Theranostics 2017; 7(6):1650-1662. doi:10.7150/thno.17602 This issue Cite
1. Institute of Nano Biomedicine and Engineering, Key Laboratory for Thin Film and Micro fabrication of the Ministry of Education, Department of Instrument Science and Engineering, School of Electronic Information and Electrical Engineering, Shanghai Jiao Tong University, 800 Dongchuan Road, Shanghai 200240, P. R. China;
2. School of Biomedical Engineering, Shanghai Jiao Tong University, 800 Dongchuan Road, Shanghai 200240, P. R. China;
3. Institute of Refrigeration and Cryogenics, Shanghai Jiao Tong University, 800 Dongchuan Road, Shanghai 200240, P. R. China;
4. National Center for Translational Medicine, Shanghai Jiao Tong University, 800 Dongchuan Road, Shanghai 200240, P. R. China;

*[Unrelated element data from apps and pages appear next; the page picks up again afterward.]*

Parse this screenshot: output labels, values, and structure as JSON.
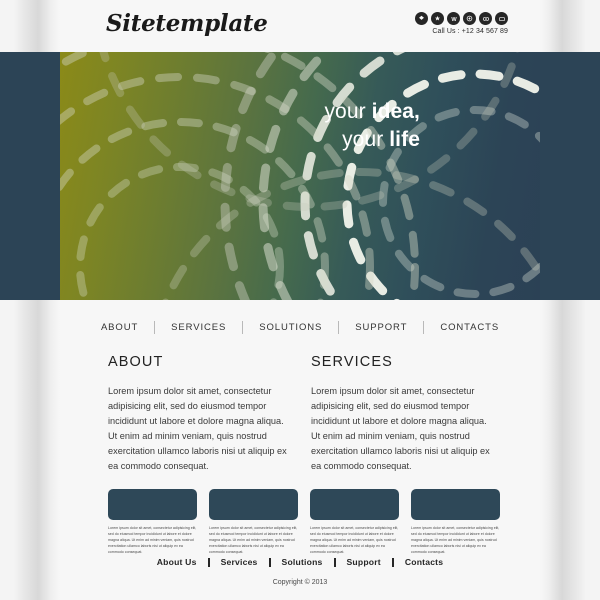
{
  "header": {
    "logo": "Sitetemplate",
    "call_us": "Call Us : +12 34 567 89",
    "social_icons": [
      {
        "name": "dropbox-icon",
        "glyph": "❖"
      },
      {
        "name": "flickr-icon",
        "glyph": "✸"
      },
      {
        "name": "wordpress-icon",
        "glyph": "W"
      },
      {
        "name": "skype-icon",
        "glyph": "✦"
      },
      {
        "name": "flickr-dots-icon",
        "glyph": "∞"
      },
      {
        "name": "youtube-icon",
        "glyph": "▭"
      }
    ]
  },
  "hero": {
    "line1_light": "your ",
    "line1_bold": "idea,",
    "line2_light": "your ",
    "line2_bold": "life",
    "gradient_start": "#8b8a18",
    "gradient_end": "#2b4155"
  },
  "nav": {
    "items": [
      {
        "label": "ABOUT"
      },
      {
        "label": "SERVICES"
      },
      {
        "label": "SOLUTIONS"
      },
      {
        "label": "SUPPORT"
      },
      {
        "label": "CONTACTS"
      }
    ]
  },
  "columns": [
    {
      "title": "ABOUT",
      "body": "Lorem ipsum dolor sit amet, consectetur adipisicing elit, sed do eiusmod tempor incididunt ut labore et dolore magna aliqua. Ut enim ad minim veniam, quis nostrud exercitation ullamco laboris nisi ut aliquip ex ea commodo consequat."
    },
    {
      "title": "SERVICES",
      "body": "Lorem ipsum dolor sit amet, consectetur adipisicing elit, sed do eiusmod tempor incididunt ut labore et dolore magna aliqua. Ut enim ad minim veniam, quis nostrud exercitation ullamco laboris nisi ut aliquip ex ea commodo consequat."
    }
  ],
  "cards": [
    {
      "text": "Lorem ipsum dolor sit amet, consectetur adipisicing elit, sed do eiusmod tempor incididunt ut labore et dolore magna aliqua. Ut enim ad minim veniam, quis nostrud exercitation ullamco laboris nisi ut aliquip ex ea commodo consequat."
    },
    {
      "text": "Lorem ipsum dolor sit amet, consectetur adipisicing elit, sed do eiusmod tempor incididunt ut labore et dolore magna aliqua. Ut enim ad minim veniam, quis nostrud exercitation ullamco laboris nisi ut aliquip ex ea commodo consequat."
    },
    {
      "text": "Lorem ipsum dolor sit amet, consectetur adipisicing elit, sed do eiusmod tempor incididunt ut labore et dolore magna aliqua. Ut enim ad minim veniam, quis nostrud exercitation ullamco laboris nisi ut aliquip ex ea commodo consequat."
    },
    {
      "text": "Lorem ipsum dolor sit amet, consectetur adipisicing elit, sed do eiusmod tempor incididunt ut labore et dolore magna aliqua. Ut enim ad minim veniam, quis nostrud exercitation ullamco laboris nisi ut aliquip ex ea commodo consequat."
    }
  ],
  "footer": {
    "items": [
      {
        "label": "About Us"
      },
      {
        "label": "Services"
      },
      {
        "label": "Solutions"
      },
      {
        "label": "Support"
      },
      {
        "label": "Contacts"
      }
    ],
    "copyright": "Copyright © 2013"
  },
  "theme": {
    "dark_slate": "#2c4456",
    "card_thumb": "#2e4858",
    "page_bg": "#f7f7f7"
  }
}
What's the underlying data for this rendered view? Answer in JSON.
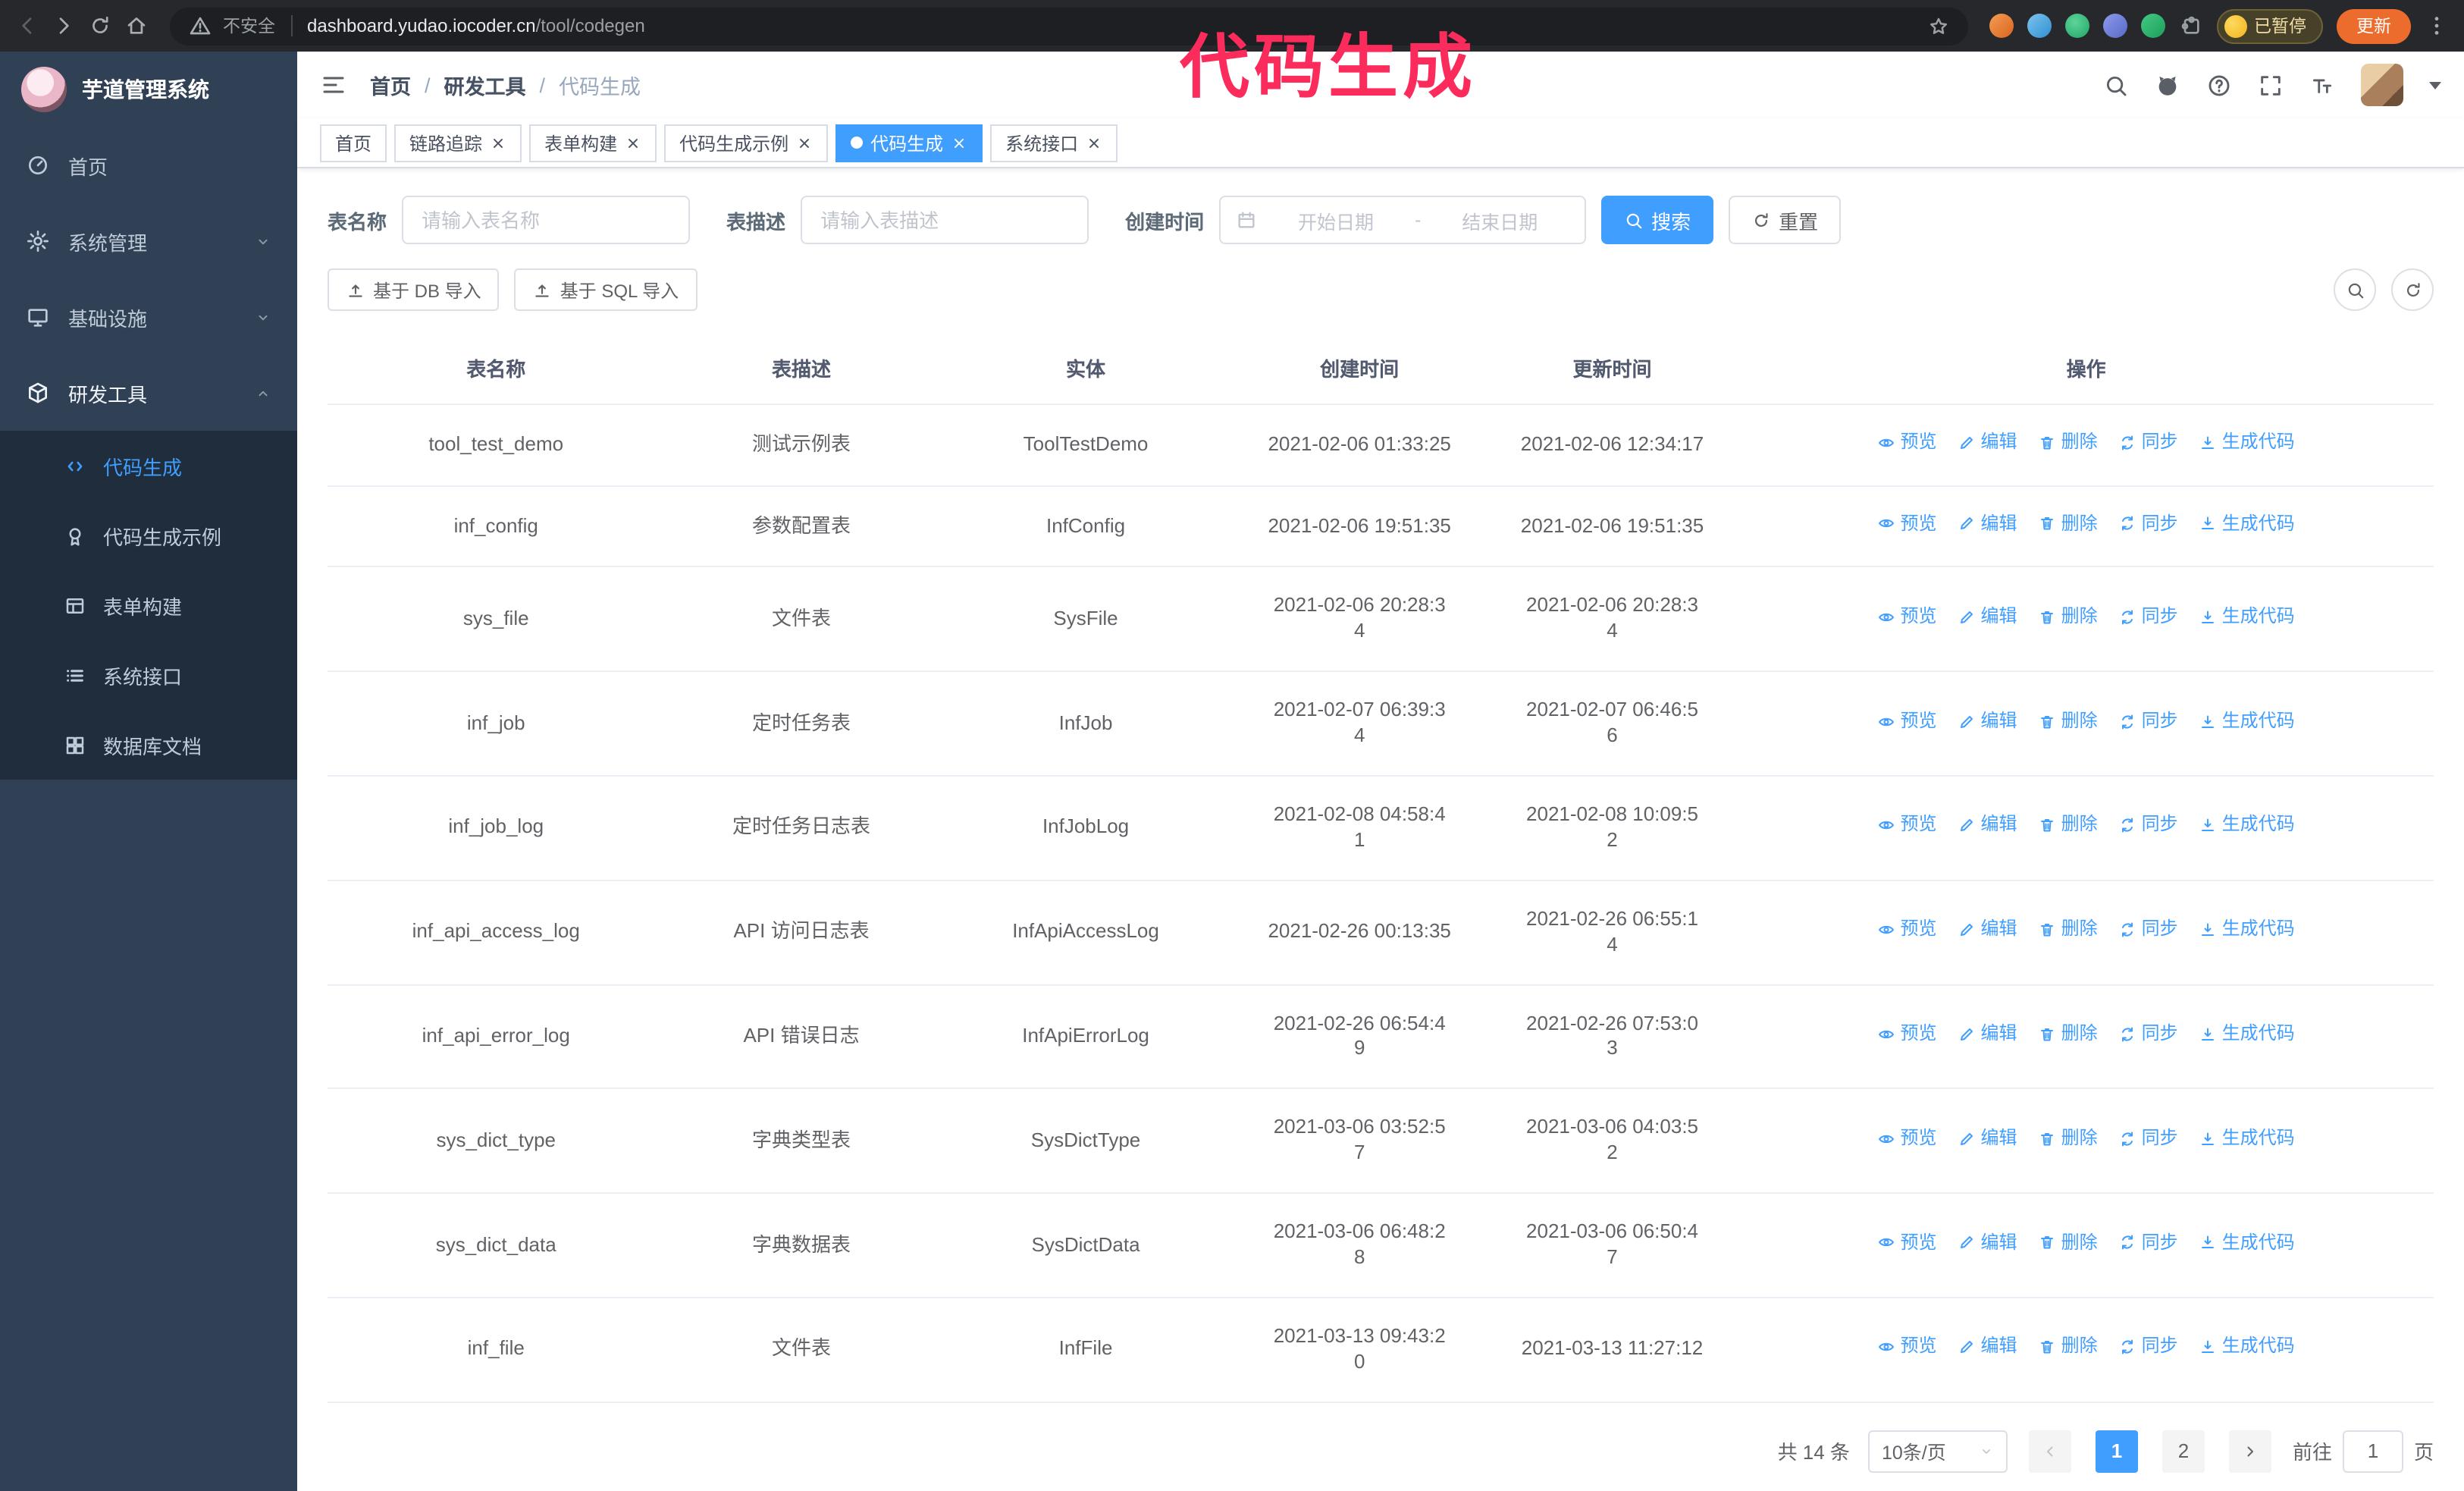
{
  "colors": {
    "accent": "#409eff",
    "annotation_pink": "#fb2b5b",
    "sidebar_bg": "#304156",
    "submenu_bg": "#1f2d3d",
    "update_button_orange": "#ec6c2d"
  },
  "browser": {
    "security_warning": "不安全",
    "url_host": "dashboard.yudao.iocoder.cn",
    "url_path": "/tool/codegen",
    "paused_badge": "已暂停",
    "update_button": "更新"
  },
  "annotation": {
    "title": "代码生成"
  },
  "sidebar": {
    "logo_title": "芋道管理系统",
    "items": [
      {
        "label": "首页"
      },
      {
        "label": "系统管理"
      },
      {
        "label": "基础设施"
      },
      {
        "label": "研发工具"
      }
    ],
    "submenu": [
      {
        "label": "代码生成",
        "active": true
      },
      {
        "label": "代码生成示例"
      },
      {
        "label": "表单构建"
      },
      {
        "label": "系统接口"
      },
      {
        "label": "数据库文档"
      }
    ]
  },
  "header": {
    "breadcrumb": [
      "首页",
      "研发工具",
      "代码生成"
    ],
    "separator": "/"
  },
  "tabs": [
    {
      "label": "首页"
    },
    {
      "label": "链路追踪"
    },
    {
      "label": "表单构建"
    },
    {
      "label": "代码生成示例"
    },
    {
      "label": "代码生成",
      "active": true
    },
    {
      "label": "系统接口"
    }
  ],
  "filters": {
    "table_name_label": "表名称",
    "table_name_placeholder": "请输入表名称",
    "table_desc_label": "表描述",
    "table_desc_placeholder": "请输入表描述",
    "create_time_label": "创建时间",
    "date_start_placeholder": "开始日期",
    "date_separator": "-",
    "date_end_placeholder": "结束日期",
    "search_button": "搜索",
    "reset_button": "重置"
  },
  "toolbar": {
    "import_db_button": "基于 DB 导入",
    "import_sql_button": "基于 SQL 导入"
  },
  "table": {
    "columns": [
      "表名称",
      "表描述",
      "实体",
      "创建时间",
      "更新时间",
      "操作"
    ],
    "actions": [
      "预览",
      "编辑",
      "删除",
      "同步",
      "生成代码"
    ],
    "rows": [
      {
        "name": "tool_test_demo",
        "desc": "测试示例表",
        "entity": "ToolTestDemo",
        "created": "2021-02-06 01:33:25",
        "updated": "2021-02-06 12:34:17"
      },
      {
        "name": "inf_config",
        "desc": "参数配置表",
        "entity": "InfConfig",
        "created": "2021-02-06 19:51:35",
        "updated": "2021-02-06 19:51:35"
      },
      {
        "name": "sys_file",
        "desc": "文件表",
        "entity": "SysFile",
        "created": "2021-02-06 20:28:3\n4",
        "updated": "2021-02-06 20:28:3\n4"
      },
      {
        "name": "inf_job",
        "desc": "定时任务表",
        "entity": "InfJob",
        "created": "2021-02-07 06:39:3\n4",
        "updated": "2021-02-07 06:46:5\n6"
      },
      {
        "name": "inf_job_log",
        "desc": "定时任务日志表",
        "entity": "InfJobLog",
        "created": "2021-02-08 04:58:4\n1",
        "updated": "2021-02-08 10:09:5\n2"
      },
      {
        "name": "inf_api_access_log",
        "desc": "API 访问日志表",
        "entity": "InfApiAccessLog",
        "created": "2021-02-26 00:13:35",
        "updated": "2021-02-26 06:55:1\n4"
      },
      {
        "name": "inf_api_error_log",
        "desc": "API 错误日志",
        "entity": "InfApiErrorLog",
        "created": "2021-02-26 06:54:4\n9",
        "updated": "2021-02-26 07:53:0\n3"
      },
      {
        "name": "sys_dict_type",
        "desc": "字典类型表",
        "entity": "SysDictType",
        "created": "2021-03-06 03:52:5\n7",
        "updated": "2021-03-06 04:03:5\n2"
      },
      {
        "name": "sys_dict_data",
        "desc": "字典数据表",
        "entity": "SysDictData",
        "created": "2021-03-06 06:48:2\n8",
        "updated": "2021-03-06 06:50:4\n7"
      },
      {
        "name": "inf_file",
        "desc": "文件表",
        "entity": "InfFile",
        "created": "2021-03-13 09:43:2\n0",
        "updated": "2021-03-13 11:27:12"
      }
    ]
  },
  "pagination": {
    "total": "共 14 条",
    "page_size": "10条/页",
    "pages": [
      "1",
      "2"
    ],
    "goto_label": "前往",
    "goto_value": "1",
    "page_unit": "页"
  }
}
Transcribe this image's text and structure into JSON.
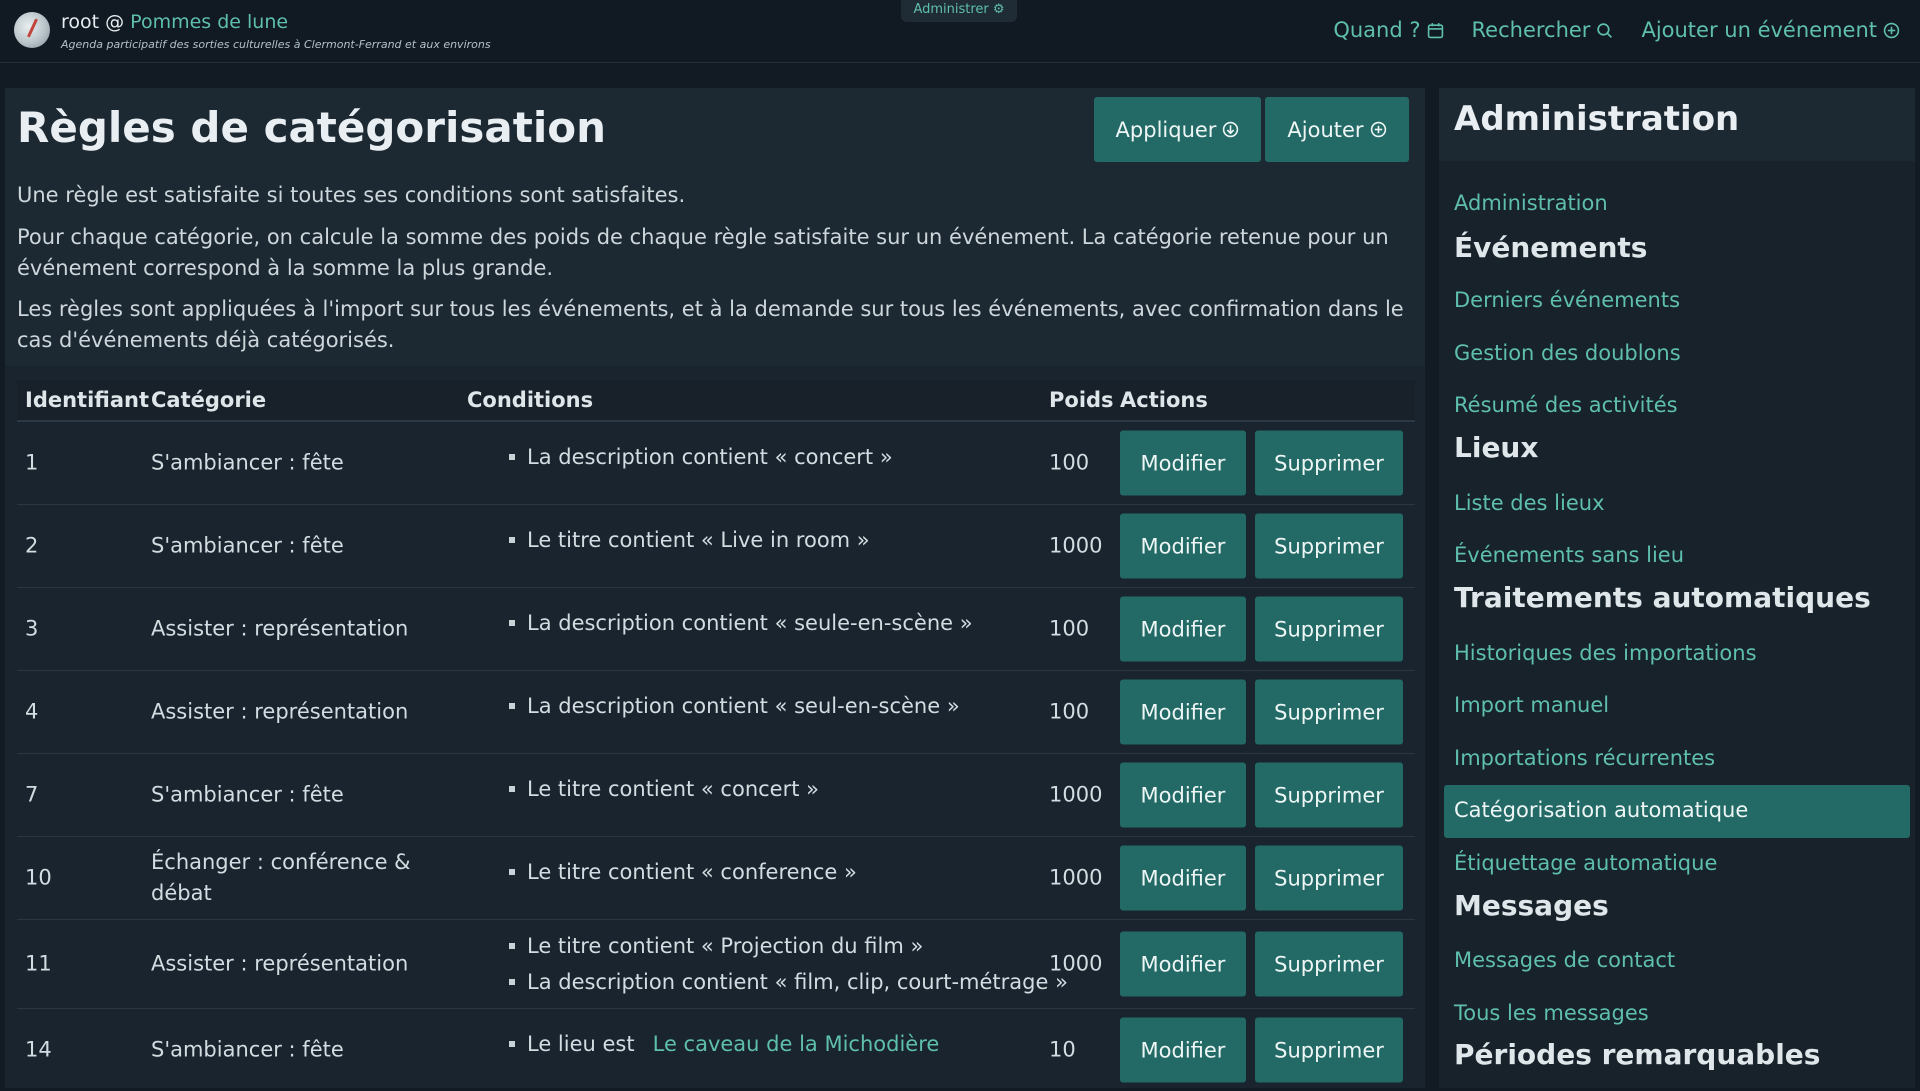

5. School of Life Science and Technology, Xi'an Jiaotong University, 28 Xianning Xi Road, Shanxi 710049, P. R. China.
Different stimulus including pH, light and temperature have been used for controlled drug release to prevent drug inactivation and minimize side-effects. Herein a novel nano-platform (GNS@CaCO3/ICG) consisting of calcium carbonate-encapsulated gold nanostars loaded with ICG was established to couple the photothermal properties of gold nanostars (GNSs) and the photodynamic properties of indocyanine green (ICG) in the photodynamic/photothermal combination therapy (PDT/PTT). In this study, the calcium carbonate worked not only a drug keeper to entrap ICG on the surface of GNSs in the form of a stable aggregate which was protected from blood clearance, but also as the a pH-responder to achieve highly effective tumor-triggered drug release locally. The application of GNS@CaCO3/ICG for in vitro and in vivo therapy achieved the combined antitumor effects upon the NIR irradiation, which was superior to the single PDT or PTT. Meanwhile, the distinct pH-triggered drug release performance of GNS@CaCO3/ICG implemented the tumor-targeted NIR fluorescence imaging. In addition, we monitored the bio-distribution and excretion pathway of GNS@CaCO3/ICG based on the NIR fluorescence from ICG and two-photon fluorescence and photoacoustic signal from GNSs, and the results proved that GNS@CaCO3/ICG had a great ability for tumor-specific and tumor-triggered drug release. We therefore conclude that the GNS@CaCO3/ICG holds great promise for clinical applications in anti-tumor therapy with tumor imaging or drug tracing.
Keywords: Calcium carbonate, Gold nanostars, Tumor-triggered, Combination antitumor therapy.